Over in the commercial world companies have been getting wise to the shortcomings of the rational appeal. The beer company Carlsberg, for example, recently ditched its famous “Probably the best lager in the world” slogan in favour of the rather more nebulous “Danish Pilsner”.
In stark contrast to its predecessor, the phrase “Danish Pilsner” does not appear to be making any claims for the product at all. This is because it’s an “emotional appeal”, a different method of brand communication. Rather than explicitly promote a product’s quality and benefits the aim is simply to make an emotional connection with consumers.
In this case, it is hoped that potential customers will buy into a connection with a particular country. It might not be saying anything, but “Danish” implies qualities – provenance or heritage perhaps – that are popular with consumers, leading them to think positively about the beer.
Basing brand communication on emotional rather than rational appeal is a fairly recent – but highly effective – development. Its strength lies in the fact that it is focused on the consumer rather than than product.
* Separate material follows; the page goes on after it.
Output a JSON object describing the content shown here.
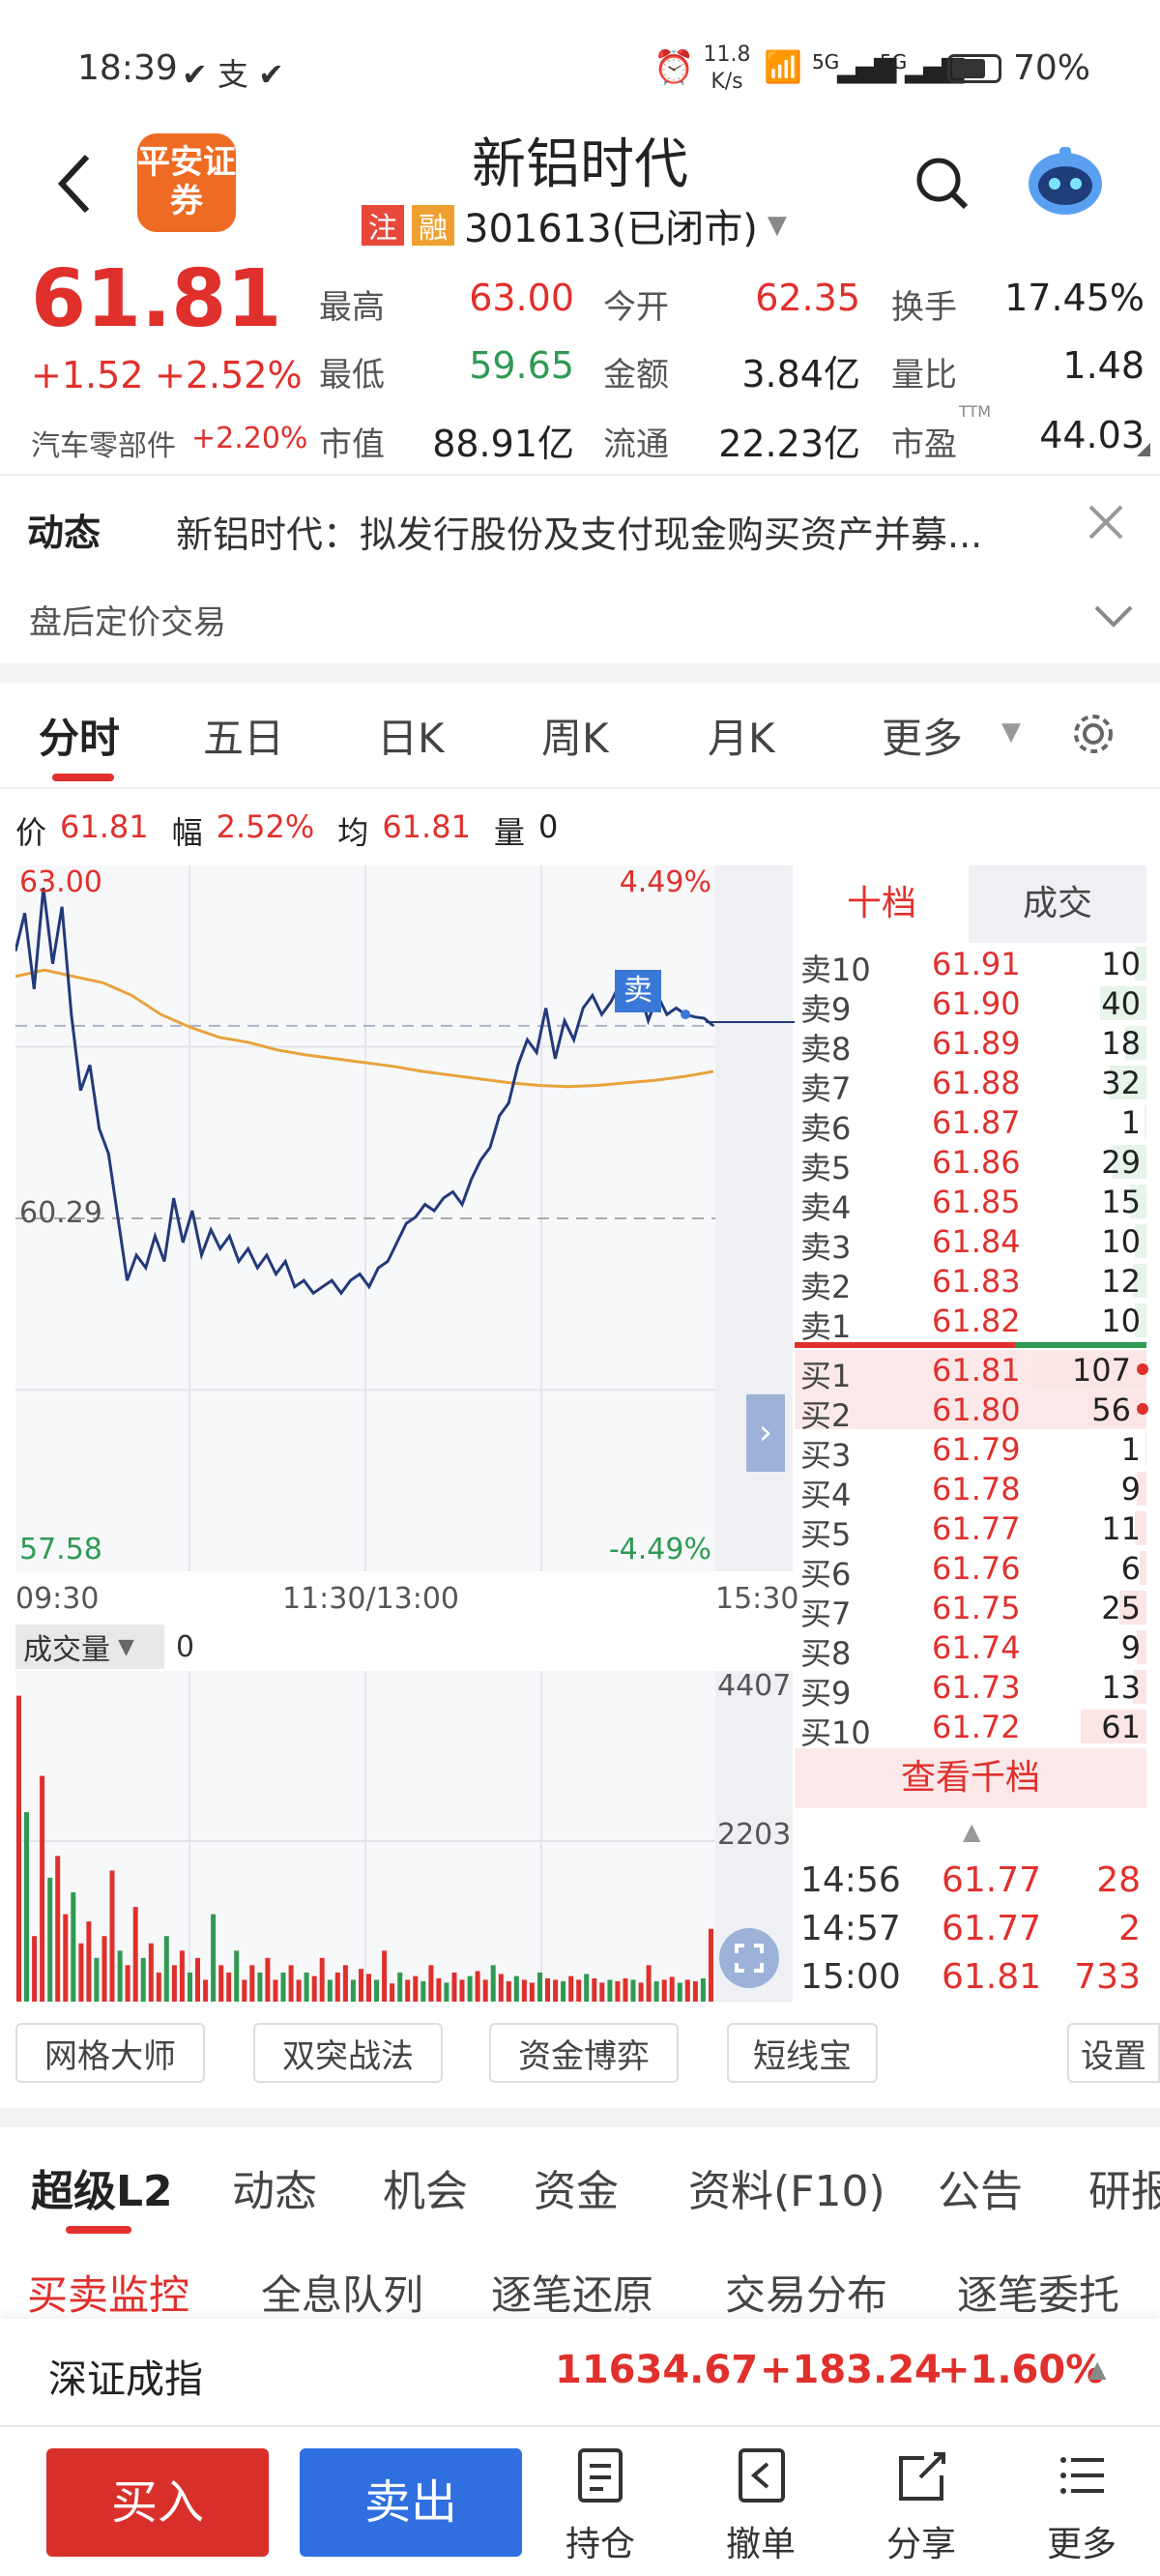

It considers the wants and needs of the audience – how they actually think, and most importantly, the way they prefer to receive information.
If we think of a rational appeal as a lecture, then an emotional appeal is more like a story. Stories and storytelling are central to achieving a deep understanding of consumer psychology.
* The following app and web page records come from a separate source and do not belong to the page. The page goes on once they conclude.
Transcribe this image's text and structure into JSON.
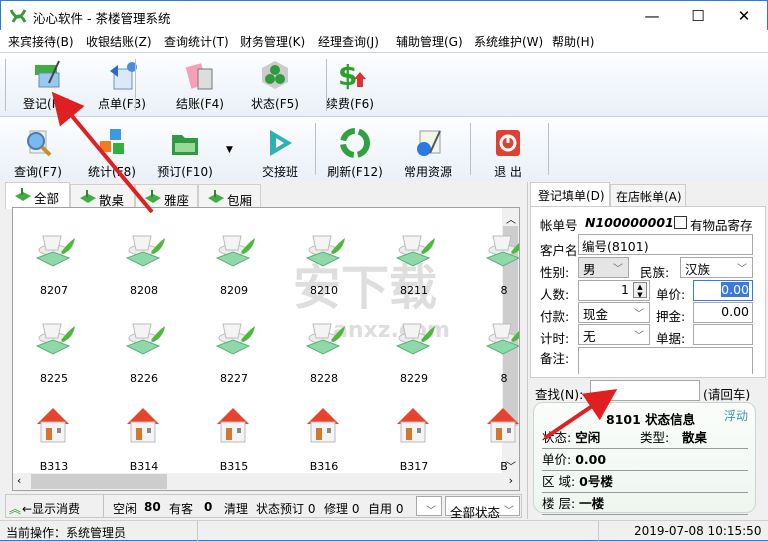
{
  "window": {
    "title": "沁心软件 - 茶楼管理系统",
    "minimize": "—",
    "maximize": "☐",
    "close": "✕"
  },
  "menu": [
    "来宾接待(B)",
    "收银结账(Z)",
    "查询统计(T)",
    "财务管理(K)",
    "经理查询(J)",
    "辅助管理(G)",
    "系统维护(W)",
    "帮助(H)"
  ],
  "toolbar1": [
    {
      "label": "登记(F2)",
      "icon": "register-icon"
    },
    {
      "label": "点单(F3)",
      "icon": "order-icon"
    },
    {
      "label": "结账(F4)",
      "icon": "checkout-icon"
    },
    {
      "label": "状态(F5)",
      "icon": "status-icon"
    },
    {
      "label": "续费(F6)",
      "icon": "renew-fee-icon"
    }
  ],
  "toolbar2": [
    {
      "label": "查询(F7)",
      "icon": "query-icon"
    },
    {
      "label": "统计(F8)",
      "icon": "statistics-icon"
    },
    {
      "label": "预订(F10)",
      "icon": "reserve-icon"
    },
    {
      "label": "交接班",
      "icon": "shift-handover-icon"
    },
    {
      "label": "刷新(F12)",
      "icon": "refresh-icon"
    },
    {
      "label": "常用资源",
      "icon": "resources-icon"
    },
    {
      "label": "退  出",
      "icon": "exit-icon"
    }
  ],
  "tabs": [
    "全部",
    "散桌",
    "雅座",
    "包厢"
  ],
  "rooms": [
    {
      "row": [
        "8207",
        "8208",
        "8209",
        "8210",
        "8211",
        "8"
      ],
      "type": "cup"
    },
    {
      "row": [
        "8225",
        "8226",
        "8227",
        "8228",
        "8229",
        "8"
      ],
      "type": "cup"
    },
    {
      "row": [
        "B313",
        "B314",
        "B315",
        "B316",
        "B317",
        "B"
      ],
      "type": "house"
    }
  ],
  "statusrow": {
    "toggle": "←显示消费",
    "idle": "空闲",
    "idle_n": "80",
    "occupied": "有客",
    "occupied_n": "0",
    "clean": "清理",
    "reserve": "状态预订 0",
    "repair": "修理 0",
    "self": "自用 0",
    "filter": "全部状态"
  },
  "right": {
    "tabs": [
      "登记填单(D)",
      "在店帐单(A)"
    ],
    "bill_label": "帐单号",
    "bill_no": "N100000001",
    "deposit_items": "有物品寄存",
    "customer_label": "客户名",
    "customer": "编号(8101)",
    "gender_label": "性别:",
    "gender": "男",
    "ethnic_label": "民族:",
    "ethnic": "汉族",
    "people_label": "人数:",
    "people": "1",
    "price_label": "单价:",
    "price": "0.00",
    "pay_label": "付款:",
    "pay": "现金",
    "deposit_label": "押金:",
    "deposit": "0.00",
    "timing_label": "计时:",
    "timing": "无",
    "receipt_label": "单据:",
    "receipt": "",
    "note_label": "备注:",
    "find_label": "查找(N):",
    "find_hint": "(请回车)",
    "find_value": ""
  },
  "info": {
    "title": "8101 状态信息",
    "float": "浮动",
    "state_label": "状态:",
    "state": "空闲",
    "type_label": "类型:",
    "type": "散桌",
    "price_label": "单价:",
    "price": "0.00",
    "area_label": "区    域:",
    "area": "0号楼",
    "floor_label": "楼    层:",
    "floor": "一楼"
  },
  "statusbar": {
    "operator": "当前操作：系统管理员",
    "datetime": "2019-07-08 10:15:50"
  },
  "colors": {
    "accent": "#2b79d8",
    "arrow": "#e02020",
    "leaf": "#3fae3f",
    "roof": "#e8442c"
  }
}
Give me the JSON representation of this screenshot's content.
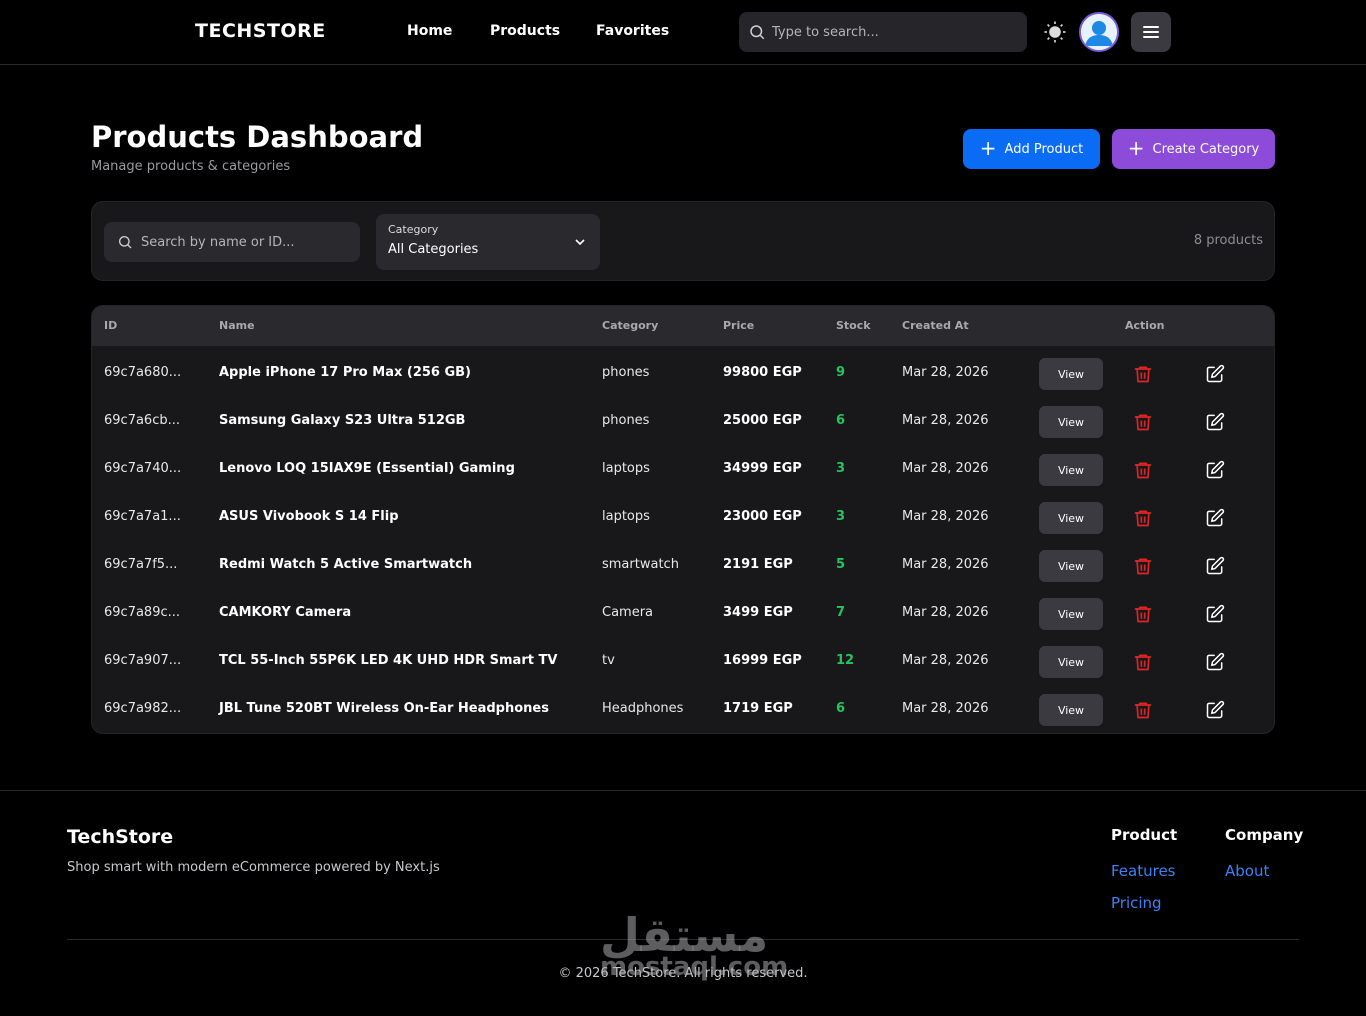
{
  "nav": {
    "logo": "TECHSTORE",
    "links": [
      "Home",
      "Products",
      "Favorites"
    ],
    "search_placeholder": "Type to search..."
  },
  "header": {
    "title": "Products Dashboard",
    "subtitle": "Manage products & categories",
    "add_product_label": "Add Product",
    "create_category_label": "Create Category"
  },
  "filters": {
    "search_placeholder": "Search by name or ID...",
    "category_caption": "Category",
    "category_value": "All Categories",
    "count_text": "8 products"
  },
  "table": {
    "columns": [
      "ID",
      "Name",
      "Category",
      "Price",
      "Stock",
      "Created At",
      "Action"
    ],
    "view_label": "View",
    "rows": [
      {
        "id": "69c7a680...",
        "name": "Apple iPhone 17 Pro Max (256 GB)",
        "category": "phones",
        "price": "99800 EGP",
        "stock": "9",
        "created": "Mar 28, 2026"
      },
      {
        "id": "69c7a6cb...",
        "name": "Samsung Galaxy S23 Ultra 512GB",
        "category": "phones",
        "price": "25000 EGP",
        "stock": "6",
        "created": "Mar 28, 2026"
      },
      {
        "id": "69c7a740...",
        "name": "Lenovo LOQ 15IAX9E (Essential) Gaming",
        "category": "laptops",
        "price": "34999 EGP",
        "stock": "3",
        "created": "Mar 28, 2026"
      },
      {
        "id": "69c7a7a1...",
        "name": "ASUS Vivobook S 14 Flip",
        "category": "laptops",
        "price": "23000 EGP",
        "stock": "3",
        "created": "Mar 28, 2026"
      },
      {
        "id": "69c7a7f5...",
        "name": "Redmi Watch 5 Active Smartwatch",
        "category": "smartwatch",
        "price": "2191 EGP",
        "stock": "5",
        "created": "Mar 28, 2026"
      },
      {
        "id": "69c7a89c...",
        "name": "CAMKORY Camera",
        "category": "Camera",
        "price": "3499 EGP",
        "stock": "7",
        "created": "Mar 28, 2026"
      },
      {
        "id": "69c7a907...",
        "name": "TCL 55-Inch 55P6K LED 4K UHD HDR Smart TV",
        "category": "tv",
        "price": "16999 EGP",
        "stock": "12",
        "created": "Mar 28, 2026"
      },
      {
        "id": "69c7a982...",
        "name": "JBL Tune 520BT Wireless On-Ear Headphones",
        "category": "Headphones",
        "price": "1719 EGP",
        "stock": "6",
        "created": "Mar 28, 2026"
      }
    ]
  },
  "footer": {
    "brand": "TechStore",
    "tagline": "Shop smart with modern eCommerce powered by Next.js",
    "product_title": "Product",
    "product_links": [
      "Features",
      "Pricing"
    ],
    "company_title": "Company",
    "company_links": [
      "About"
    ],
    "copyright": "© 2026 TechStore. All rights reserved."
  },
  "watermark": {
    "arabic": "مستقل",
    "latin": "mostaql.com"
  },
  "colors": {
    "primary": "#0a6cf5",
    "secondary": "#8c4bd8",
    "stock": "#22c55e",
    "danger": "#dc2626",
    "link": "#3b82f6"
  },
  "icons": {
    "search": "search-icon",
    "theme": "sun-icon",
    "menu": "hamburger-icon",
    "chevron": "chevron-down-icon",
    "delete": "trash-icon",
    "edit": "edit-icon"
  }
}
As I set out in my book, The Persuasion Industries, learning through storytelling is more memorable and retrievable than lecture based learning. Forms of communication that are lecture based tend to elicit challenging or argumentative responses.
Conversely, communication with a narrative element tends to encourage vicarious participation on the part of the audience. Whatever you think of him politically, there is no doubting Nigel Farage’s capabilities as a compelling storyteller.
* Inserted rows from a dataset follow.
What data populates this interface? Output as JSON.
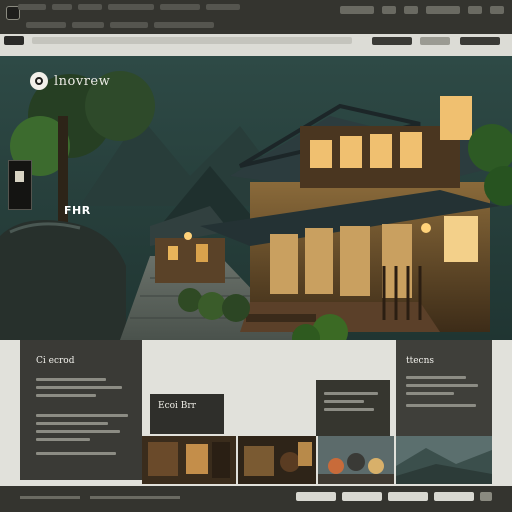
{
  "brand": {
    "name": "lnovrew"
  },
  "hero": {
    "tag": "FHR"
  },
  "panels": {
    "left_title": "Ci ecrod",
    "right_title": "ttecns",
    "caption": "Ecoi Brr"
  },
  "colors": {
    "chrome": "#34342f",
    "content_bg": "#e1e1db",
    "panel_dark": "#3a3a36",
    "accent_warm": "#f0c070"
  },
  "icons": {
    "logo": "circle-logo-icon",
    "menu": "menu-icon",
    "home": "home-icon"
  }
}
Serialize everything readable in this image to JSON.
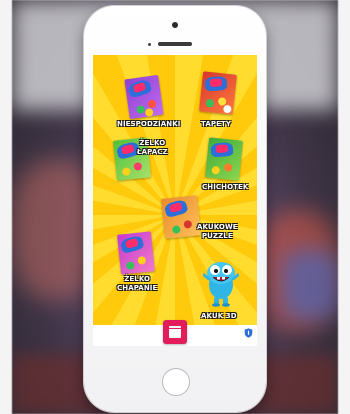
{
  "app": {
    "items": [
      {
        "id": "niespodzianki",
        "label": "NIESPODZIANKI"
      },
      {
        "id": "tapety",
        "label": "TAPETY"
      },
      {
        "id": "zelko-lapacz",
        "label": "ŻELKO\nŁAPACZ"
      },
      {
        "id": "chichotek",
        "label": "CHICHOTEK"
      },
      {
        "id": "akukowe-puzzle",
        "label": "AKUKOWE\nPUZZLE"
      },
      {
        "id": "zelko-chapanie",
        "label": "ŻELKO\nCHAPANIE"
      },
      {
        "id": "akuk-3d",
        "label": "AKUK 3D"
      }
    ],
    "colors": {
      "background_yellow": "#ffd11a",
      "menu_button": "#e21d5b",
      "shield_icon": "#2c6fd9"
    },
    "icons": {
      "menu": "menu-square-icon",
      "privacy": "shield-icon"
    }
  }
}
Emotional communication not only influences what people pay attention to, but also channels their thoughts and encourage associations, which in turn guide judgements and simplify decision making. It manages to do this because it requires only “System 1” thinking: an automatic and often unconscious way of thinking that is effortless and demands little or no attention.
With Brexit, Vote Leave’s successful “Take Back Control” campaign was based on emotional appeals. Instead of presenting a rational argument and a list of supporting reasons that voters could either accept or push against, it told a good story and invited people to project their own meaning onto its slogans.
“Emotion-into-action” communication takes place not on the page or screen, but in the mind of the consumer. Phrases such as “Take Back Control” or “Make America Great Again” only resonate once the recipient has decided what it is trying to tell them.
One might just as well ask what is the meaning of “Danish Pilsner” or Nike’s “Just do it”. Ask 100 different people and you’ll get 100 different answers, each one nuanced by their individual hopes, desires, and beliefs.
The temptation for many political strategists is to focus on the creation of messages. But that really is the wrong approach today.
Not only are emotional appeals more effective than messages, but by focusing on rational appeals they are likely to inhibit their chances of success. Ultimately they will also be producing less efficient communication – because the objective should be to influence how people feel, not just what they think.